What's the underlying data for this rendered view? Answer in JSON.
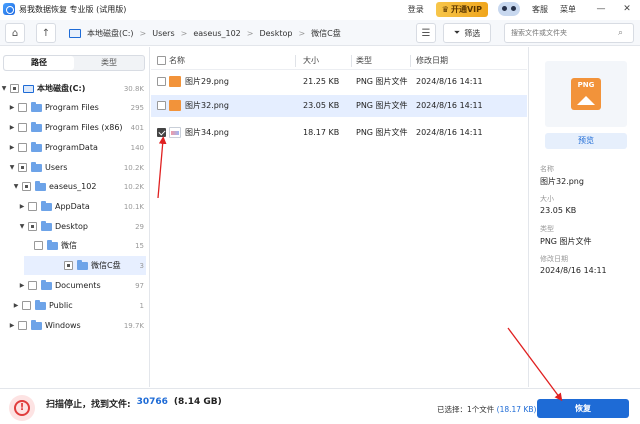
{
  "app": {
    "title": "易我数据恢复 专业版 (试用版)"
  },
  "titlebar": {
    "login": "登录",
    "vip": "开通VIP",
    "service": "客服",
    "menu": "菜单",
    "minimize": "—",
    "close": "✕",
    "vip_icon": "crown-icon"
  },
  "toolbar": {
    "breadcrumbs": [
      "本地磁盘(C:)",
      "Users",
      "easeus_102",
      "Desktop",
      "微信C盘"
    ],
    "filter_label": "筛选",
    "search_placeholder": "搜索文件或文件夹"
  },
  "left": {
    "tabs": [
      {
        "label": "路径",
        "active": true
      },
      {
        "label": "类型",
        "active": false
      }
    ],
    "tree": [
      {
        "label": "本地磁盘(C:)",
        "count": "30.8K",
        "bold": true
      },
      {
        "label": "Program Files",
        "count": "295"
      },
      {
        "label": "Program Files (x86)",
        "count": "401"
      },
      {
        "label": "ProgramData",
        "count": "140"
      },
      {
        "label": "Users",
        "count": "10.2K"
      },
      {
        "label": "easeus_102",
        "count": "10.2K"
      },
      {
        "label": "AppData",
        "count": "10.1K"
      },
      {
        "label": "Desktop",
        "count": "29"
      },
      {
        "label": "微信",
        "count": "15"
      },
      {
        "label": "微信C盘",
        "count": "3"
      },
      {
        "label": "Documents",
        "count": "97"
      },
      {
        "label": "Public",
        "count": "1"
      },
      {
        "label": "Windows",
        "count": "19.7K"
      }
    ]
  },
  "table": {
    "headers": {
      "name": "名称",
      "size": "大小",
      "type": "类型",
      "modified": "修改日期"
    },
    "rows": [
      {
        "name": "图片29.png",
        "size": "21.25 KB",
        "type": "PNG 图片文件",
        "modified": "2024/8/16 14:11",
        "checked": false,
        "selected": false
      },
      {
        "name": "图片32.png",
        "size": "23.05 KB",
        "type": "PNG 图片文件",
        "modified": "2024/8/16 14:11",
        "checked": false,
        "selected": true
      },
      {
        "name": "图片34.png",
        "size": "18.17 KB",
        "type": "PNG 图片文件",
        "modified": "2024/8/16 14:11",
        "checked": true,
        "selected": false
      }
    ]
  },
  "preview": {
    "button": "预览",
    "icon_text": "PNG",
    "name_label": "名称",
    "name_value": "图片32.png",
    "size_label": "大小",
    "size_value": "23.05 KB",
    "type_label": "类型",
    "type_value": "PNG 图片文件",
    "modified_label": "修改日期",
    "modified_value": "2024/8/16 14:11"
  },
  "footer": {
    "status": "扫描停止，找到文件:",
    "found_count": "30766",
    "found_size": "(8.14 GB)",
    "selected_prefix": "已选择：1个文件",
    "selected_size": "(18.17 KB)",
    "recover_label": "恢复"
  },
  "colors": {
    "accent": "#1e6bd6",
    "annotation": "#e02020"
  }
}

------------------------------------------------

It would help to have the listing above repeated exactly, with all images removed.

* [SOLUTION TO THE PROBLEM]:
What's the underlying data for this rendered view? Answer in JSON.
{
  "app": {
    "title": "易我数据恢复 专业版 (试用版)"
  },
  "titlebar": {
    "login": "登录",
    "vip": "开通VIP",
    "service": "客服",
    "menu": "菜单",
    "minimize": "—",
    "close": "✕",
    "vip_icon": "crown-icon"
  },
  "toolbar": {
    "breadcrumbs": [
      "本地磁盘(C:)",
      "Users",
      "easeus_102",
      "Desktop",
      "微信C盘"
    ],
    "filter_label": "筛选",
    "search_placeholder": "搜索文件或文件夹"
  },
  "left": {
    "tabs": [
      {
        "label": "路径",
        "active": true
      },
      {
        "label": "类型",
        "active": false
      }
    ],
    "tree": [
      {
        "label": "本地磁盘(C:)",
        "count": "30.8K",
        "bold": true
      },
      {
        "label": "Program Files",
        "count": "295"
      },
      {
        "label": "Program Files (x86)",
        "count": "401"
      },
      {
        "label": "ProgramData",
        "count": "140"
      },
      {
        "label": "Users",
        "count": "10.2K"
      },
      {
        "label": "easeus_102",
        "count": "10.2K"
      },
      {
        "label": "AppData",
        "count": "10.1K"
      },
      {
        "label": "Desktop",
        "count": "29"
      },
      {
        "label": "微信",
        "count": "15"
      },
      {
        "label": "微信C盘",
        "count": "3"
      },
      {
        "label": "Documents",
        "count": "97"
      },
      {
        "label": "Public",
        "count": "1"
      },
      {
        "label": "Windows",
        "count": "19.7K"
      }
    ]
  },
  "table": {
    "headers": {
      "name": "名称",
      "size": "大小",
      "type": "类型",
      "modified": "修改日期"
    },
    "rows": [
      {
        "name": "图片29.png",
        "size": "21.25 KB",
        "type": "PNG 图片文件",
        "modified": "2024/8/16 14:11",
        "checked": false,
        "selected": false
      },
      {
        "name": "图片32.png",
        "size": "23.05 KB",
        "type": "PNG 图片文件",
        "modified": "2024/8/16 14:11",
        "checked": false,
        "selected": true
      },
      {
        "name": "图片34.png",
        "size": "18.17 KB",
        "type": "PNG 图片文件",
        "modified": "2024/8/16 14:11",
        "checked": true,
        "selected": false
      }
    ]
  },
  "preview": {
    "button": "预览",
    "icon_text": "PNG",
    "name_label": "名称",
    "name_value": "图片32.png",
    "size_label": "大小",
    "size_value": "23.05 KB",
    "type_label": "类型",
    "type_value": "PNG 图片文件",
    "modified_label": "修改日期",
    "modified_value": "2024/8/16 14:11"
  },
  "footer": {
    "status": "扫描停止，找到文件:",
    "found_count": "30766",
    "found_size": "(8.14 GB)",
    "selected_prefix": "已选择：1个文件",
    "selected_size": "(18.17 KB)",
    "recover_label": "恢复"
  },
  "colors": {
    "accent": "#1e6bd6",
    "annotation": "#e02020"
  }
}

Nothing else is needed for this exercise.